Inland Police believe that there are sufficient grounds to suspect serious neglect on the mother’s part and that the mother both failed to help her daughter and may have attempted to destroy evidence. On Tuesday, police sent out a press release that underlined that the indictment was related to the daughter’s health. A preliminary autopsy report ruled that the girl died of emaciation. 
In addition to investigating the mother, police are also trying to determine to what degree public agencies might have known about the girl’s health problems and what was done about them. 
Record of bullying
In 2012, the mother appeared on TV2 to speak about her daughter’s eating disorders and the bullying she experienced at the Gullhaug primary school in Bærum. The mother claimed that complaints of bullying were not taken seriously. 
Municipal officials have looked in to the conditions at the school and discovered several offences. 
The school, which the girl attended until autumn 2012, had received complaints over its handling of bullying episodes. The school was also reported for violated the Education Act but the case was dropped. 
Following the 13-year-old’s death, a number of people have spoken critically about the school’s approach to bullying, but Helen Førland, who served as rector of the school while the girl attended first through third grades, said she never received bullying complaints related to the girl.
The girl fared better after switching schools in 2012, but when she began at Mølledammen junior high school in autumn 2015 she was reunited with the same students who had previously bullied her, despite promises the school made to the mother that she would not come in contact with them. 
The girl’s death has spurred a national conversation about bullying within the school system. Education Minister Torbjørn Røe Isaksen told Dagsavisen that more bullies should be transferred to new schools when other measures aren’t effective. 
“It is a familiar pattern that it is often the bullying victim that ends up switching schools. I think that is a mistake,” he said. 
“This is obviously a tragic case.

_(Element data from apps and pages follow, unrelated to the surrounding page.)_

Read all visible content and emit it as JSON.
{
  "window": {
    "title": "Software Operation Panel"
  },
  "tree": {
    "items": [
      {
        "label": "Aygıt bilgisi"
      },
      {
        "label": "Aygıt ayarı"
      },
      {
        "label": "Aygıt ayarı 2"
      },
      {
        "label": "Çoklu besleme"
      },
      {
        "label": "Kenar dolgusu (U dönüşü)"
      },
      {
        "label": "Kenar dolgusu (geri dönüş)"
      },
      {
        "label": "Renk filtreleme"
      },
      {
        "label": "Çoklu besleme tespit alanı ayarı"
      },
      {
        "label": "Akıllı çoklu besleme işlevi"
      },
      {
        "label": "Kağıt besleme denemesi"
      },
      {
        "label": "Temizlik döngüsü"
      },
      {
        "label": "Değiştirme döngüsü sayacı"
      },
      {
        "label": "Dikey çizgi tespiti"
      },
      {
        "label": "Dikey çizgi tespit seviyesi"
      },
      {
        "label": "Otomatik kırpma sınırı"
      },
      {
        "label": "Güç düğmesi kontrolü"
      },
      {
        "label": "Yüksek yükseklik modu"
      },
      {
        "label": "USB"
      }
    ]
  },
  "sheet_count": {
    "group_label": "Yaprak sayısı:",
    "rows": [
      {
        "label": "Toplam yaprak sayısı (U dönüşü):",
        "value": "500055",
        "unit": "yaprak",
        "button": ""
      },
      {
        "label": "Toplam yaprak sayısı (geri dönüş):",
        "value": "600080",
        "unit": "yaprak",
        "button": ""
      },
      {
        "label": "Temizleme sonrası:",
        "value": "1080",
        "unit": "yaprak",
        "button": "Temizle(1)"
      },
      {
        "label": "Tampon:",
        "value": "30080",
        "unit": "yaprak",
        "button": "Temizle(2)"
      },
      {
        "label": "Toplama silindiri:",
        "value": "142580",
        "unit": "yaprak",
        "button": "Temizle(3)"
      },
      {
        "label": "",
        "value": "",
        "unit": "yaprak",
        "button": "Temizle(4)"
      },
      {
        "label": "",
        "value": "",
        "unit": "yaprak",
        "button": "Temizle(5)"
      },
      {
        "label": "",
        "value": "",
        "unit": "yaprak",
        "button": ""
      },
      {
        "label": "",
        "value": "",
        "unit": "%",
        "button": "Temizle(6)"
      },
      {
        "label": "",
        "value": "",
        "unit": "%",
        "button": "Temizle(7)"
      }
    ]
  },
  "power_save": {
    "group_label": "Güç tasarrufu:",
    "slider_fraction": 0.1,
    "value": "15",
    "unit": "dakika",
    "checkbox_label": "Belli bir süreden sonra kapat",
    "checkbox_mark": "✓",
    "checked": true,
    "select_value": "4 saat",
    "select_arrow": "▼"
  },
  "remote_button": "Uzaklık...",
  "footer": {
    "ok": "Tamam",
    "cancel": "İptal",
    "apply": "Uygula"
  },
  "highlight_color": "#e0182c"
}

We know that the mother reported bullying but we don’t know so much about how things fit together,” he added.


Oslo appoints first ‘daycare bullying ombudsman’

Oslo Municipality has appointed a permanent official to fight bullying in the Norwegian capital’s schools from daycare age upwards – the first appointment of its kind in the country.

Oslo appoints first 'daycare bullying ombudsman'
Kjerstin Owren, Oslo's new bullying ombudsman. Photo: Oslo kommune / Sturlason / NTB scanpix

Kjerstin Owren, previously a vice-principal at one of the city’s schools, was chosen from 116 applicants for the position, reports broadcaster NRK.

The position was created after trials in four different Norwegian municipalities showed that the arrangement resulted in an increased effort to reduce bullying in participating schools, according to the NRK report.

The ombudsman’s independence from the schools was also a positive factor.

Seven percent of students in one of the participating areas, Østfold, reported being bullied at school, according to a recent study carried out by the Norwegian Directorate for Education and Training (Utdanningsdirektoratet).

“We came to the conclusion that most of the work carried out by the bullying ombud officials involved ongoing training in the area. But there was a desire to begin preventative work much earlier, as early as daycare. And that it lasts for the entire school career,” researcher Christine Hvitsand, who was involved in the evaluation of the trials, told NRK.

“Good social environments start as early as in daycare, and this is where good environments are established that lead to good learning environments later on,” she said.

Owren’s academic background is also in teaching and education.

“I hope that the reason I got the job is because I am good at communicating, particularly with children and young people. My background is also quite multidisciplinary, I have competencies in both counselling and special education,” Owren, who starts her new job in June, told the broadcaster.

The new bullying ombudsman said that she aimed to be accessible for all school students in Oslo.

“I have to be visible, I think. It must be easy for children and young people to know how they can get in touch with the bullying ombudsman, and what kind of things I can advise them on… I am working first and foremost for a good psychological and social environment,” she said.